__WHAT THE TASK REQUIRES__: An exact copy of every record below is required, with the pictures left out.

__RECORD EXCERPTS__:
========================================
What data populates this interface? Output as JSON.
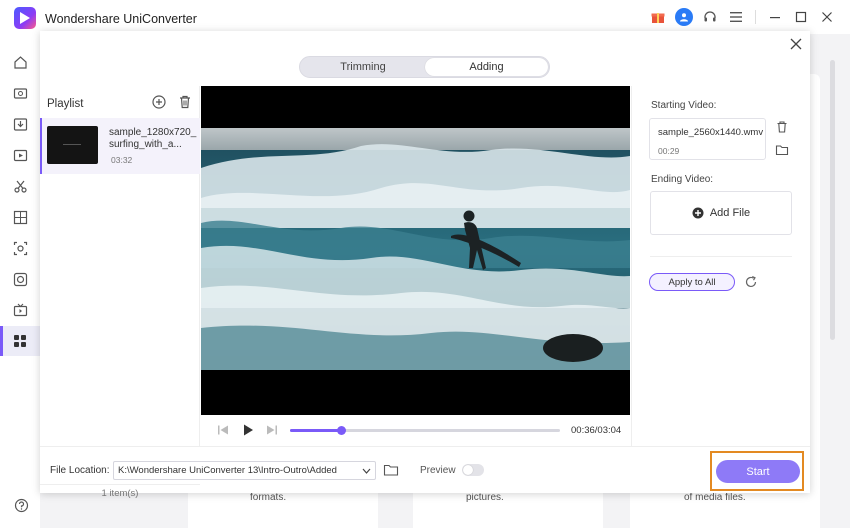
{
  "app": {
    "title": "Wondershare UniConverter"
  },
  "background": {
    "captions": [
      "formats.",
      "pictures.",
      "of media files."
    ]
  },
  "dialog": {
    "tabs": [
      {
        "label": "Trimming",
        "active": false
      },
      {
        "label": "Adding",
        "active": true
      }
    ],
    "playlist": {
      "title": "Playlist",
      "items": [
        {
          "name": "sample_1280x720_surfing_with_a...",
          "duration": "03:32"
        }
      ],
      "count_label": "1 item(s)"
    },
    "player": {
      "time": "00:36/03:04",
      "progress": 0.19
    },
    "starting_video": {
      "label": "Starting Video:",
      "file_name": "sample_2560x1440.wmv",
      "duration": "00:29"
    },
    "ending_video": {
      "label": "Ending Video:",
      "add_file_label": "Add File"
    },
    "apply_to_all_label": "Apply to All",
    "footer": {
      "file_location_label": "File Location:",
      "file_location_value": "K:\\Wondershare UniConverter 13\\Intro-Outro\\Added",
      "preview_label": "Preview",
      "preview_on": false,
      "start_label": "Start"
    }
  },
  "colors": {
    "accent": "#7a5af8",
    "start_button": "#8e7af7",
    "highlight_border": "#e38a22"
  }
}
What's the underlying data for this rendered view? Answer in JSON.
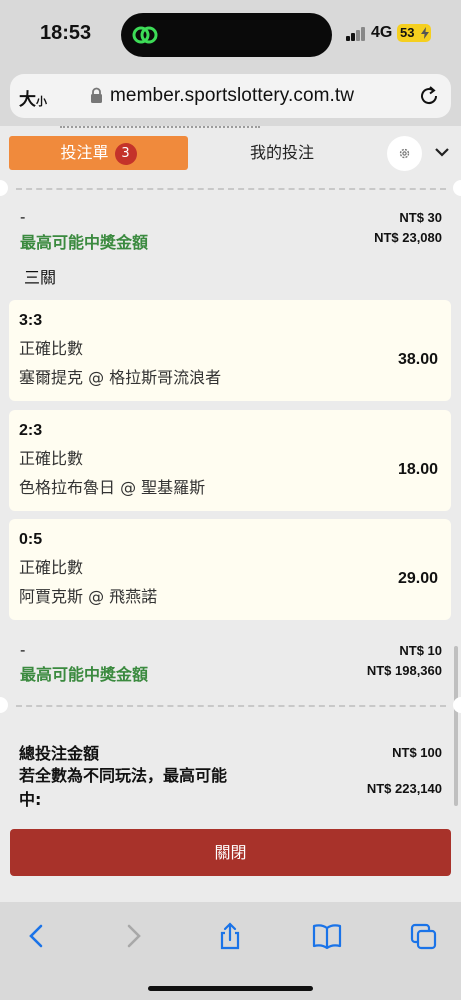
{
  "status": {
    "time": "18:53",
    "network": "4G",
    "battery": "53"
  },
  "browser": {
    "text_size_label": "大",
    "text_size_small": "小",
    "url": "member.sportslottery.com.tw"
  },
  "tabs": {
    "bet_slip": "投注單",
    "bet_slip_count": "3",
    "my_bets": "我的投注"
  },
  "groups": [
    {
      "dash": "-",
      "stake": "NT$ 30",
      "max_win_label": "最高可能中獎金額",
      "max_win": "NT$ 23,080"
    },
    {
      "dash": "-",
      "stake": "NT$ 10",
      "max_win_label": "最高可能中獎金額",
      "max_win": "NT$ 198,360"
    }
  ],
  "combo_label": "三關",
  "selections": [
    {
      "score": "3:3",
      "market": "正確比數",
      "teams": "塞爾提克 @ 格拉斯哥流浪者",
      "odds": "38.00"
    },
    {
      "score": "2:3",
      "market": "正確比數",
      "teams": "色格拉布魯日 @ 聖基羅斯",
      "odds": "18.00"
    },
    {
      "score": "0:5",
      "market": "正確比數",
      "teams": "阿賈克斯 @ 飛燕諾",
      "odds": "29.00"
    }
  ],
  "summary": {
    "total_stake_label": "總投注金額",
    "total_stake": "NT$ 100",
    "max_win_label": "若全數為不同玩法，最高可能中:",
    "max_win": "NT$ 223,140"
  },
  "close_button": "關閉",
  "icons": {
    "island": "link-app-icon",
    "lock": "lock-icon",
    "reload": "reload-icon",
    "settings": "gear-icon",
    "collapse": "chevron-down-icon",
    "back": "back-icon",
    "forward": "forward-icon",
    "share": "share-icon",
    "bookmarks": "bookmarks-icon",
    "tabs": "tabs-icon"
  },
  "colors": {
    "tab_active": "#f08a3c",
    "badge": "#c4332a",
    "win_green": "#3b8a3f",
    "close_button": "#a8322a",
    "ios_blue": "#1a73e8"
  }
}
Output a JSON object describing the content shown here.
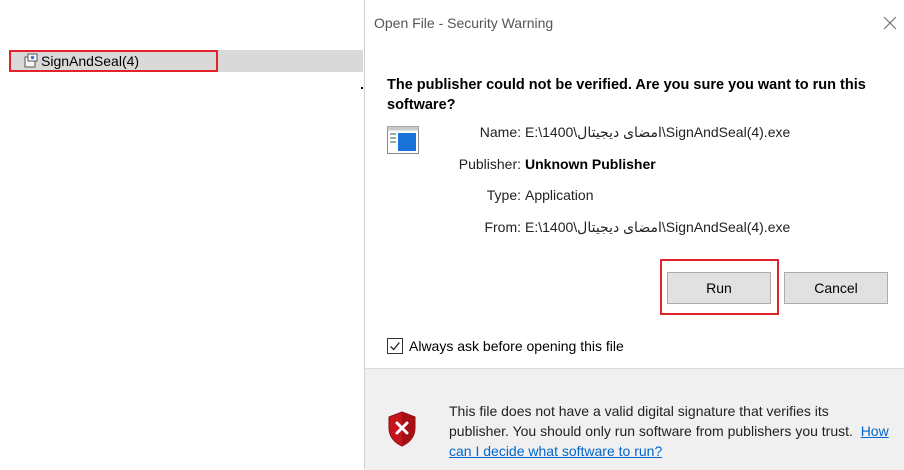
{
  "explorer": {
    "file_name": "SignAndSeal(4)"
  },
  "dialog": {
    "title": "Open File - Security Warning",
    "heading": "The publisher could not be verified.  Are you sure you want to run this software?",
    "fields": {
      "name_label": "Name:",
      "name_value": "E:\\1400\\امضای دیجیتال\\SignAndSeal(4).exe",
      "publisher_label": "Publisher:",
      "publisher_value": "Unknown Publisher",
      "type_label": "Type:",
      "type_value": "Application",
      "from_label": "From:",
      "from_value": "E:\\1400\\امضای دیجیتال\\SignAndSeal(4).exe"
    },
    "buttons": {
      "run": "Run",
      "cancel": "Cancel"
    },
    "always_ask": {
      "label": "Always ask before opening this file",
      "checked": true
    },
    "warning": {
      "text": "This file does not have a valid digital signature that verifies its publisher.  You should only run software from publishers you trust.",
      "link": "How can I decide what software to run?"
    }
  },
  "colors": {
    "highlight": "#e3232c",
    "link": "#0066cc",
    "footer": "#f0f0f0"
  }
}
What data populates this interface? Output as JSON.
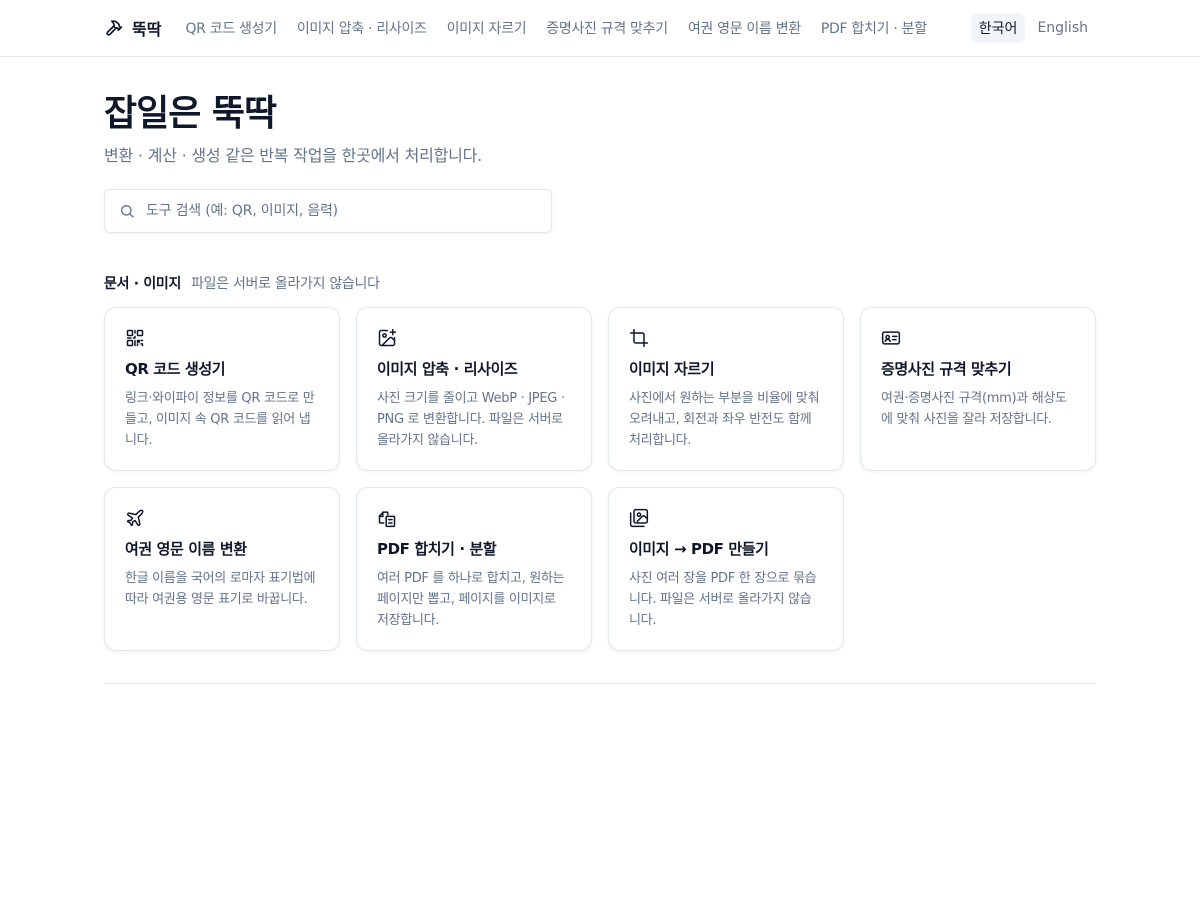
{
  "header": {
    "brand": "뚝딱",
    "nav": [
      {
        "label": "QR 코드 생성기"
      },
      {
        "label": "이미지 압축 · 리사이즈"
      },
      {
        "label": "이미지 자르기"
      },
      {
        "label": "증명사진 규격 맞추기"
      },
      {
        "label": "여권 영문 이름 변환"
      },
      {
        "label": "PDF 합치기 · 분할"
      }
    ],
    "lang": {
      "ko": "한국어",
      "en": "English",
      "selected": "한국어"
    }
  },
  "hero": {
    "title": "잡일은 뚝딱",
    "subtitle": "변환 · 계산 · 생성 같은 반복 작업을 한곳에서 처리합니다."
  },
  "search": {
    "placeholder": "도구 검색 (예: QR, 이미지, 음력)",
    "value": ""
  },
  "section": {
    "title": "문서 · 이미지",
    "note": "파일은 서버로 올라가지 않습니다",
    "cards": [
      {
        "icon": "qr-code-icon",
        "title": "QR 코드 생성기",
        "desc": "링크·와이파이 정보를 QR 코드로 만들고, 이미지 속 QR 코드를 읽어 냅니다."
      },
      {
        "icon": "image-resize-icon",
        "title": "이미지 압축 · 리사이즈",
        "desc": "사진 크기를 줄이고 WebP · JPEG · PNG 로 변환합니다. 파일은 서버로 올라가지 않습니다."
      },
      {
        "icon": "crop-icon",
        "title": "이미지 자르기",
        "desc": "사진에서 원하는 부분을 비율에 맞춰 오려내고, 회전과 좌우 반전도 함께 처리합니다."
      },
      {
        "icon": "id-card-icon",
        "title": "증명사진 규격 맞추기",
        "desc": "여권·증명사진 규격(mm)과 해상도에 맞춰 사진을 잘라 저장합니다."
      },
      {
        "icon": "plane-icon",
        "title": "여권 영문 이름 변환",
        "desc": "한글 이름을 국어의 로마자 표기법에 따라 여권용 영문 표기로 바꿉니다."
      },
      {
        "icon": "copy-files-icon",
        "title": "PDF 합치기 · 분할",
        "desc": "여러 PDF 를 하나로 합치고, 원하는 페이지만 뽑고, 페이지를 이미지로 저장합니다."
      },
      {
        "icon": "images-icon",
        "title": "이미지 → PDF 만들기",
        "desc": "사진 여러 장을 PDF 한 장으로 묶습니다. 파일은 서버로 올라가지 않습니다."
      }
    ]
  },
  "colors": {
    "text": "#0f172a",
    "muted": "#64748b",
    "border": "#e2e8f0",
    "active_bg": "#f1f5f9"
  }
}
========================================
__WRITTEN SOLUTION__:
What data populates this interface? Output as JSON.
{
  "app": {
    "title": "Wondershare UniConverter"
  },
  "background": {
    "captions": [
      "formats.",
      "pictures.",
      "of media files."
    ]
  },
  "dialog": {
    "tabs": [
      {
        "label": "Trimming",
        "active": false
      },
      {
        "label": "Adding",
        "active": true
      }
    ],
    "playlist": {
      "title": "Playlist",
      "items": [
        {
          "name": "sample_1280x720_surfing_with_a...",
          "duration": "03:32"
        }
      ],
      "count_label": "1 item(s)"
    },
    "player": {
      "time": "00:36/03:04",
      "progress": 0.19
    },
    "starting_video": {
      "label": "Starting Video:",
      "file_name": "sample_2560x1440.wmv",
      "duration": "00:29"
    },
    "ending_video": {
      "label": "Ending Video:",
      "add_file_label": "Add File"
    },
    "apply_to_all_label": "Apply to All",
    "footer": {
      "file_location_label": "File Location:",
      "file_location_value": "K:\\Wondershare UniConverter 13\\Intro-Outro\\Added",
      "preview_label": "Preview",
      "preview_on": false,
      "start_label": "Start"
    }
  },
  "colors": {
    "accent": "#7a5af8",
    "start_button": "#8e7af7",
    "highlight_border": "#e38a22"
  }
}
What's the underlying data for this rendered view? Answer in JSON.
{
  "status": {
    "time": "18:53",
    "network": "4G",
    "battery": "53"
  },
  "browser": {
    "text_size_label": "大",
    "text_size_small": "小",
    "url": "member.sportslottery.com.tw"
  },
  "tabs": {
    "bet_slip": "投注單",
    "bet_slip_count": "3",
    "my_bets": "我的投注"
  },
  "groups": [
    {
      "dash": "-",
      "stake": "NT$ 30",
      "max_win_label": "最高可能中獎金額",
      "max_win": "NT$ 23,080"
    },
    {
      "dash": "-",
      "stake": "NT$ 10",
      "max_win_label": "最高可能中獎金額",
      "max_win": "NT$ 198,360"
    }
  ],
  "combo_label": "三關",
  "selections": [
    {
      "score": "3:3",
      "market": "正確比數",
      "teams": "塞爾提克 @ 格拉斯哥流浪者",
      "odds": "38.00"
    },
    {
      "score": "2:3",
      "market": "正確比數",
      "teams": "色格拉布魯日 @ 聖基羅斯",
      "odds": "18.00"
    },
    {
      "score": "0:5",
      "market": "正確比數",
      "teams": "阿賈克斯 @ 飛燕諾",
      "odds": "29.00"
    }
  ],
  "summary": {
    "total_stake_label": "總投注金額",
    "total_stake": "NT$ 100",
    "max_win_label": "若全數為不同玩法，最高可能中:",
    "max_win": "NT$ 223,140"
  },
  "close_button": "關閉",
  "icons": {
    "island": "link-app-icon",
    "lock": "lock-icon",
    "reload": "reload-icon",
    "settings": "gear-icon",
    "collapse": "chevron-down-icon",
    "back": "back-icon",
    "forward": "forward-icon",
    "share": "share-icon",
    "bookmarks": "bookmarks-icon",
    "tabs": "tabs-icon"
  },
  "colors": {
    "tab_active": "#f08a3c",
    "badge": "#c4332a",
    "win_green": "#3b8a3f",
    "close_button": "#a8322a",
    "ios_blue": "#1a73e8"
  }
}
Output a JSON object describing the content shown here.
{
  "explorer": {
    "file_name": "SignAndSeal(4)"
  },
  "dialog": {
    "title": "Open File - Security Warning",
    "heading": "The publisher could not be verified.  Are you sure you want to run this software?",
    "fields": {
      "name_label": "Name:",
      "name_value": "E:\\1400\\امضای دیجیتال\\SignAndSeal(4).exe",
      "publisher_label": "Publisher:",
      "publisher_value": "Unknown Publisher",
      "type_label": "Type:",
      "type_value": "Application",
      "from_label": "From:",
      "from_value": "E:\\1400\\امضای دیجیتال\\SignAndSeal(4).exe"
    },
    "buttons": {
      "run": "Run",
      "cancel": "Cancel"
    },
    "always_ask": {
      "label": "Always ask before opening this file",
      "checked": true
    },
    "warning": {
      "text": "This file does not have a valid digital signature that verifies its publisher.  You should only run software from publishers you trust.",
      "link": "How can I decide what software to run?"
    }
  },
  "colors": {
    "highlight": "#e3232c",
    "link": "#0066cc",
    "footer": "#f0f0f0"
  }
}
What data populates this interface? Output as JSON.
{
  "header": {
    "brand": "뚝딱",
    "nav": [
      {
        "label": "QR 코드 생성기"
      },
      {
        "label": "이미지 압축 · 리사이즈"
      },
      {
        "label": "이미지 자르기"
      },
      {
        "label": "증명사진 규격 맞추기"
      },
      {
        "label": "여권 영문 이름 변환"
      },
      {
        "label": "PDF 합치기 · 분할"
      }
    ],
    "lang": {
      "ko": "한국어",
      "en": "English",
      "selected": "한국어"
    }
  },
  "hero": {
    "title": "잡일은 뚝딱",
    "subtitle": "변환 · 계산 · 생성 같은 반복 작업을 한곳에서 처리합니다."
  },
  "search": {
    "placeholder": "도구 검색 (예: QR, 이미지, 음력)",
    "value": ""
  },
  "section": {
    "title": "문서 · 이미지",
    "note": "파일은 서버로 올라가지 않습니다",
    "cards": [
      {
        "icon": "qr-code-icon",
        "title": "QR 코드 생성기",
        "desc": "링크·와이파이 정보를 QR 코드로 만들고, 이미지 속 QR 코드를 읽어 냅니다."
      },
      {
        "icon": "image-resize-icon",
        "title": "이미지 압축 · 리사이즈",
        "desc": "사진 크기를 줄이고 WebP · JPEG · PNG 로 변환합니다. 파일은 서버로 올라가지 않습니다."
      },
      {
        "icon": "crop-icon",
        "title": "이미지 자르기",
        "desc": "사진에서 원하는 부분을 비율에 맞춰 오려내고, 회전과 좌우 반전도 함께 처리합니다."
      },
      {
        "icon": "id-card-icon",
        "title": "증명사진 규격 맞추기",
        "desc": "여권·증명사진 규격(mm)과 해상도에 맞춰 사진을 잘라 저장합니다."
      },
      {
        "icon": "plane-icon",
        "title": "여권 영문 이름 변환",
        "desc": "한글 이름을 국어의 로마자 표기법에 따라 여권용 영문 표기로 바꿉니다."
      },
      {
        "icon": "copy-files-icon",
        "title": "PDF 합치기 · 분할",
        "desc": "여러 PDF 를 하나로 합치고, 원하는 페이지만 뽑고, 페이지를 이미지로 저장합니다."
      },
      {
        "icon": "images-icon",
        "title": "이미지 → PDF 만들기",
        "desc": "사진 여러 장을 PDF 한 장으로 묶습니다. 파일은 서버로 올라가지 않습니다."
      }
    ]
  },
  "colors": {
    "text": "#0f172a",
    "muted": "#64748b",
    "border": "#e2e8f0",
    "active_bg": "#f1f5f9"
  }
}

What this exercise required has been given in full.